For culture of another kind, explore the ballet, opera, theatre and musical performances on offer at the modern Théâtre de Caen.

Remembering the D-Day Landings

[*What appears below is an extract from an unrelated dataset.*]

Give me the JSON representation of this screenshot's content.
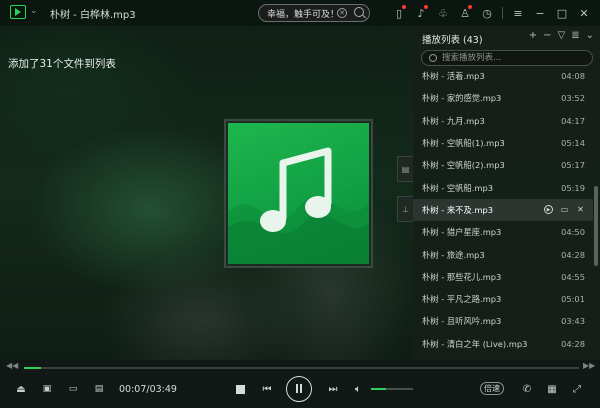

For many people, the area's connection to the Battle of Normandy is a major attraction. If you are among them, make the Caen Memorial Museum your first port of call – it's considered one of the foremost Second World War museums in Europe, with particular highlights including General Richter's underground bunker and archive footage from the D-Day Landings. A visit to one, some or all of the five D-Day Landing Beaches is also highly recommended. The beaches span over 70 kilometres of the French coastline from Sainte-Marie-du-Mont to Ouistreham, with the closest to Caen being Sword Beach. You can explore independently or join a guided tour of the beaches' museums, memorials and war graves.
Witnessing the site of so much human suffering can be an overwhelmingly emotional experience. For the perfect antidote, pay a visit to the Botanical Garden in Caen, with its exotic greenhouses and tranquil flowerbeds that showcase endemic flora from across Lower Normandy. Alternatively, La Colline aux Oiseaux is a wonderful floral park for families, with a spectacular rose garden, children's playground and animal park. It's conveniently located across the road from our hotel near the Caen Memorial.

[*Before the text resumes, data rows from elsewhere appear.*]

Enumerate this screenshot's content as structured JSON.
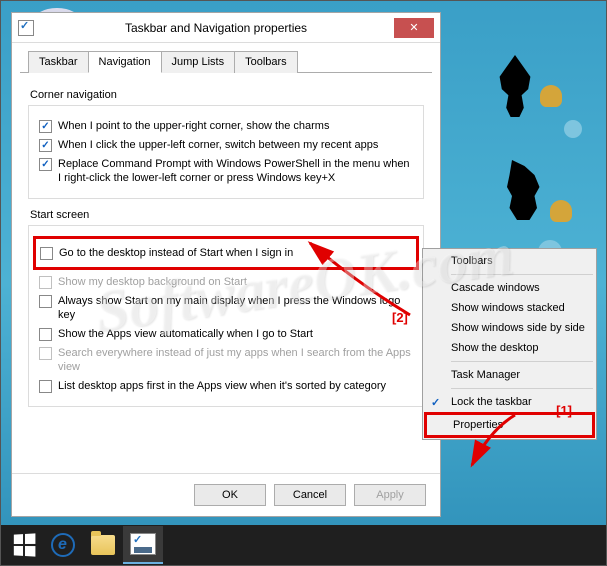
{
  "watermark": "SoftwareOK.com",
  "dialog": {
    "title": "Taskbar and Navigation properties",
    "tabs": [
      "Taskbar",
      "Navigation",
      "Jump Lists",
      "Toolbars"
    ],
    "active_tab": 1,
    "groups": {
      "corner": {
        "label": "Corner navigation",
        "items": [
          {
            "label": "When I point to the upper-right corner, show the charms",
            "checked": true,
            "disabled": false
          },
          {
            "label": "When I click the upper-left corner, switch between my recent apps",
            "checked": true,
            "disabled": false
          },
          {
            "label": "Replace Command Prompt with Windows PowerShell in the menu when I right-click the lower-left corner or press Windows key+X",
            "checked": true,
            "disabled": false
          }
        ]
      },
      "start": {
        "label": "Start screen",
        "items": [
          {
            "label": "Go to the desktop instead of Start when I sign in",
            "checked": false,
            "disabled": false,
            "highlight": true
          },
          {
            "label": "Show my desktop background on Start",
            "checked": false,
            "disabled": true
          },
          {
            "label": "Always show Start on my main display when I press the Windows logo key",
            "checked": false,
            "disabled": false
          },
          {
            "label": "Show the Apps view automatically when I go to Start",
            "checked": false,
            "disabled": false
          },
          {
            "label": "Search everywhere instead of just my apps when I search from the Apps view",
            "checked": false,
            "disabled": true
          },
          {
            "label": "List desktop apps first in the Apps view when it's sorted by category",
            "checked": false,
            "disabled": false
          }
        ]
      }
    },
    "buttons": {
      "ok": "OK",
      "cancel": "Cancel",
      "apply": "Apply"
    }
  },
  "context_menu": {
    "items": [
      {
        "label": "Toolbars",
        "sep_after": true
      },
      {
        "label": "Cascade windows"
      },
      {
        "label": "Show windows stacked"
      },
      {
        "label": "Show windows side by side"
      },
      {
        "label": "Show the desktop",
        "sep_after": true
      },
      {
        "label": "Task Manager",
        "sep_after": true
      },
      {
        "label": "Lock the taskbar",
        "checked": true
      },
      {
        "label": "Properties",
        "highlight": true
      }
    ]
  },
  "markers": {
    "m1": "[1]",
    "m2": "[2]"
  }
}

Best Hotels in Caen, France

Wondering where to stay in Caen, Normandy? Accor offers a range of lovely hotels to suit all tastes and requirements. Five ibis budget properties located at convenient addresses in and around the city centre cater to those in search of a cheap Caen hotel, while ibis and ibis styles choices combine affordable rates with added amenities for those wanting a 3-star hotel in Caen or close to the beach in nearby Ouistreham. For added value, ibis styles hotels offer bed and breakfast rates, with a delicious morning buffet included in your stay.
For those in search of a more luxurious experience, our 4-star hotels in Caen range from a property on the city's northern edge, with a regional restaurant and meeting rooms, to a hotel in Caen city centre with a conference centre, fitness area and lounge bar overlooking Port de Plaisance. Looking for a pet-friendly family hotel in Caen? With its heated swimming pool, children's play areas and wooded park for walking your four-legged friend, Novotel welcomes all kinds of families.

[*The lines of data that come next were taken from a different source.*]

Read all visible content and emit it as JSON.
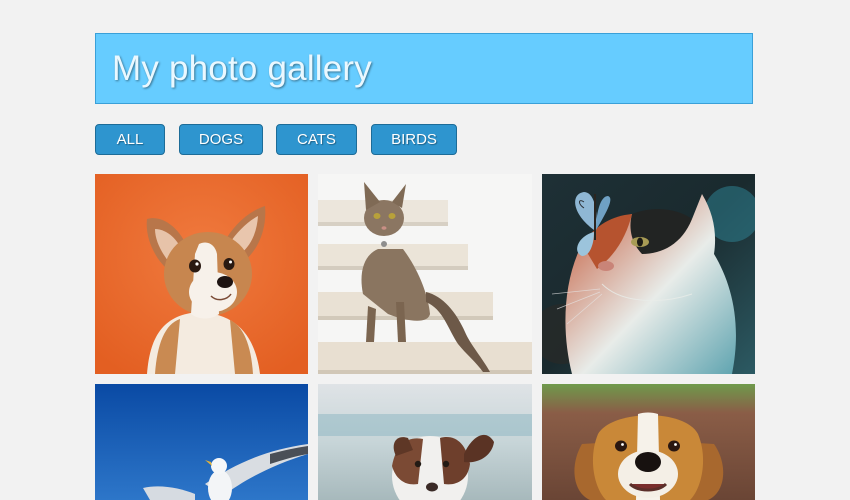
{
  "header": {
    "title": "My photo gallery",
    "background": "#66ccff"
  },
  "filters": {
    "accent": "#2e95cf",
    "items": [
      {
        "id": "all",
        "label": "ALL"
      },
      {
        "id": "dogs",
        "label": "DOGS"
      },
      {
        "id": "cats",
        "label": "CATS"
      },
      {
        "id": "birds",
        "label": "BIRDS"
      }
    ]
  },
  "gallery": {
    "photos": [
      {
        "category": "dogs",
        "subject": "corgi puppy on orange background"
      },
      {
        "category": "cats",
        "subject": "tabby cat sitting on white stairs"
      },
      {
        "category": "cats",
        "subject": "cat with butterfly on nose"
      },
      {
        "category": "birds",
        "subject": "seagull flying in blue sky"
      },
      {
        "category": "dogs",
        "subject": "australian shepherd dog"
      },
      {
        "category": "dogs",
        "subject": "beagle dog on grass"
      }
    ]
  }
}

Getting to Caen

Planning the practicalities of your weekend in Caen couldn't be easier. The city is well-connected by road to the rest of France – from Paris, the drive takes just under three hours. Alternatively, Gare de Caen is situated on the Paris-Cherbourg line and offers regular TER services to many destinations throughout the local region including Rouen, Rennes and Bayeux (all deserving additions to your Caen tourism itinerary). Bayeux in particular makes for a fascinating day trip, and the home of the famous Bayeux Tapestry is just half an hour away by train.
You can also reach Caen by air and sea. Caen–Carpiquet Airport is located roughly 7 kilometres west of the city centre and offers direct flights to several destinations across Southern France and Corsica. And Caen ferry port is 15 kilometres away in Ouistreham, with regular sailings to Portsmouth, England. If you plan on travelling from Jersey island to Caen, however, you'll need to cross from St. Helier to Granville and then drive (1 hour, 20 minutes) or take the train (1 hour, 45 minutes) on from there.